(Source data)
■ ■ ■ ■ ■

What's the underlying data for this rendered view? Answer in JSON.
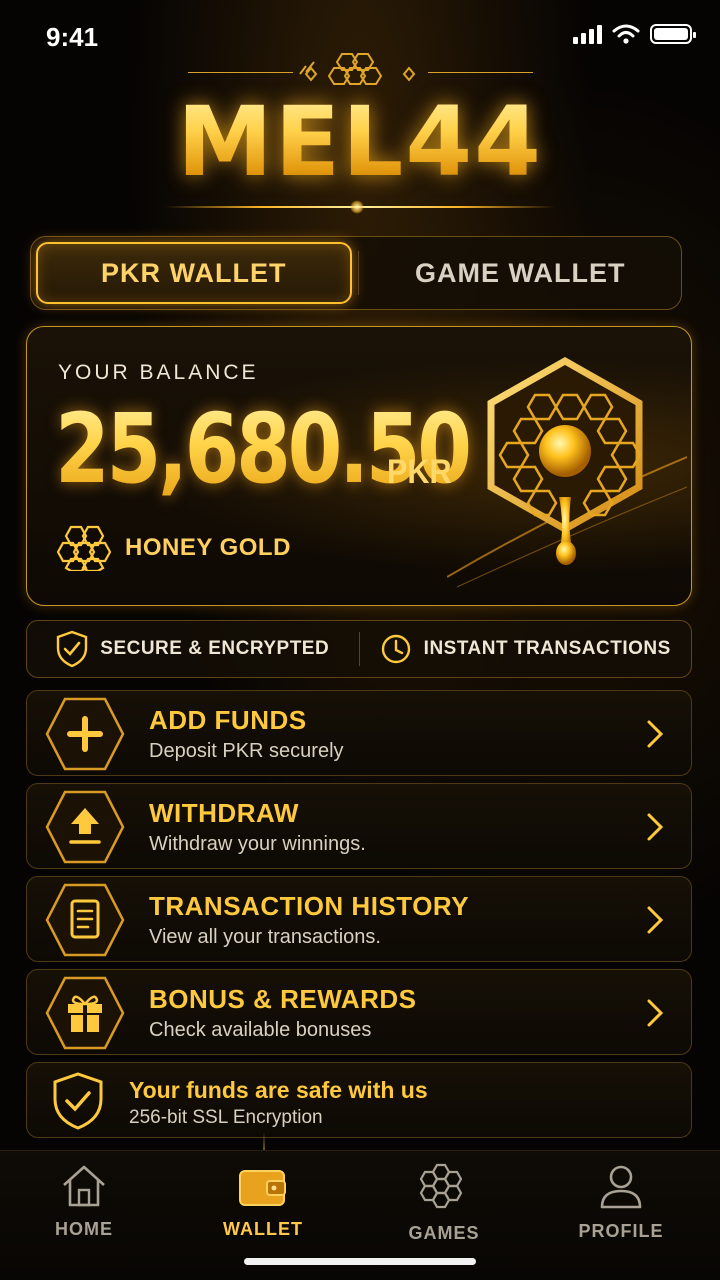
{
  "status_bar": {
    "time": "9:41"
  },
  "brand": {
    "logo_text": "MEL44"
  },
  "wallet_tabs": {
    "pkr": "PKR WALLET",
    "game": "GAME WALLET",
    "active": "pkr"
  },
  "balance": {
    "label": "YOUR BALANCE",
    "amount": "25,680.50",
    "currency": "PKR",
    "tier": "HONEY GOLD"
  },
  "features": {
    "secure": "SECURE & ENCRYPTED",
    "instant": "INSTANT TRANSACTIONS"
  },
  "actions": [
    {
      "title": "ADD FUNDS",
      "subtitle": "Deposit PKR securely",
      "icon": "plus-icon"
    },
    {
      "title": "WITHDRAW",
      "subtitle": "Withdraw your winnings.",
      "icon": "upload-icon"
    },
    {
      "title": "TRANSACTION HISTORY",
      "subtitle": "View all your transactions.",
      "icon": "document-icon"
    },
    {
      "title": "BONUS & REWARDS",
      "subtitle": "Check available bonuses",
      "icon": "gift-icon"
    }
  ],
  "safety": {
    "title": "Your funds are safe with us",
    "subtitle": "256-bit SSL Encryption"
  },
  "nav": {
    "home": "HOME",
    "wallet": "WALLET",
    "games": "GAMES",
    "profile": "PROFILE",
    "active": "wallet"
  },
  "colors": {
    "accent": "#ffc93e",
    "background": "#060403",
    "text_light": "#efe6d4"
  }
}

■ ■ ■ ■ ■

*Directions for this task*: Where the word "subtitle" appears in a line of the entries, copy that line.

*Solution for this task*:
      "subtitle": "Deposit PKR securely",
      "subtitle": "Withdraw your winnings.",
      "subtitle": "View all your transactions.",
      "subtitle": "Check available bonuses",
    "subtitle": "256-bit SSL Encryption"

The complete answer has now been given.